she asked me to take her picture. her hair was shining and so was her smile as she posed this way and that in front of the camera. “dekhao!” she said. (show me!)
kohana in her sari. (her face is not shown to protect her privacy.)
she looked at the photos, so pleased with herself and how she looked. this was very likely the first time in years kohana felt feminine and beautiful. and when someone called to her, she ran off lightly, and it was as if her feet didn’t touch the ground.
i went back to my room and sat down and cried for a few minutes. this was more than i had bargained for.
two days later it was time to go through kohana’s hair again. now that her hair was free of nits, it was time to really give her scalp a good going over with the lice comb. this time however i set up a chair on the block just outside the shelter home dormitory.
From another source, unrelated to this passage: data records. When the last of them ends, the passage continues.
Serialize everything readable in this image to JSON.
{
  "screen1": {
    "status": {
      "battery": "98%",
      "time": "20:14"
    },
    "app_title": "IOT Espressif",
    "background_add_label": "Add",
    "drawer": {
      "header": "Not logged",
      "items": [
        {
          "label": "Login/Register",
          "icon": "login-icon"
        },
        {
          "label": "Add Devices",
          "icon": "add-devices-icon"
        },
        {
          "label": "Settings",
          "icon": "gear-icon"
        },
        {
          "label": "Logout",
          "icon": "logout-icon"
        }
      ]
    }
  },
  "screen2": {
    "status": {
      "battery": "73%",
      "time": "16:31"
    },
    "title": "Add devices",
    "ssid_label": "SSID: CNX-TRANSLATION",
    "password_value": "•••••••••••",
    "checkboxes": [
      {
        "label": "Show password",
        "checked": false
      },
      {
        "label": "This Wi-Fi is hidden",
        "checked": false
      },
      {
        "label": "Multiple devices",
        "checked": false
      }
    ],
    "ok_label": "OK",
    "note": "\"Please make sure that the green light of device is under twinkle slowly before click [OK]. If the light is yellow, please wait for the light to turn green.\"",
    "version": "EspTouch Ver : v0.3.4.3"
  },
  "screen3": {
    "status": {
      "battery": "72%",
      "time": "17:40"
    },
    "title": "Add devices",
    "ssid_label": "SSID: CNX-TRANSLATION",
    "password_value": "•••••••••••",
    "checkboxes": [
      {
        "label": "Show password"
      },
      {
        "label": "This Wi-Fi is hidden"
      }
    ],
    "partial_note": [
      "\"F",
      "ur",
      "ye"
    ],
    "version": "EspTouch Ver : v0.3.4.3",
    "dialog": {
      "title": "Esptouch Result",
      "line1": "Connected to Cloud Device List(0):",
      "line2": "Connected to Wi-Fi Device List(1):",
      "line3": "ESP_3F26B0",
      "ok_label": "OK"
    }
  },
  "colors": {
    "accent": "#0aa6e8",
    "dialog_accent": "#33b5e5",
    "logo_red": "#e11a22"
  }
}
“let’s have an ‘ookun jao!’ (lice go away!) party,” i said. i brought out my bose bluetooth speaker and played music from my ipod and made it fun. we laughed and grooved to the music and got to work.
and now as the girls looked on from the dormitory, kohana became the subject of envy!!
soon there were many calls from the girls at the dormitory windows. they tugged at their hair and said, “laurie aunty! ookun!! ookun!! ami!! ami!!” (lice!! lice!! me!! me!!)
after kohana, the ookun jao party continued with a mentally handicapped girl, who also had a thousands of lice on her head. usha*, one of my students, came up and laughed at her. but soon usha was assisting me with the various combs, anticipating which comb i would use next and handing it to me and then cleaning the comb that i had just used. after a while i asked usha if she would like to do the combing. she jumped at the chance and was soon combing out lice like a pro!!!
usha was so engrossed in the task she skipped her lunch. another girl joined in to assist, and together we worked on the worst cases until sundown.
the next evening kohana called to me from the dorm. when i came to the window she loped over to me and showed me her new sparkling earrings and diamond studded bindi!! she looked like an indian princess!!!
and two days later, when i was hugging one of my students, kohana awkwardly leaned in — and got a hug, too. i had never seen her hug anyone before.
the woman whom no one would touch and everyone called dirty is now able to sleep at night without thousands of lice crawling on her scalp and biting her. she feels pretty and feminine. she’s fixing her hair, paying more attention to her clothing, and getting hugs. wow. this is way more than i bargained for.
we’ve had a number of ookun jao parties and more are planned. how can i thank all of you who support me in this project called survivor girl ukulele band?! i get to do this wild job because of you. thank you thank you thank you for joining the band.
*names changed to protect privacy.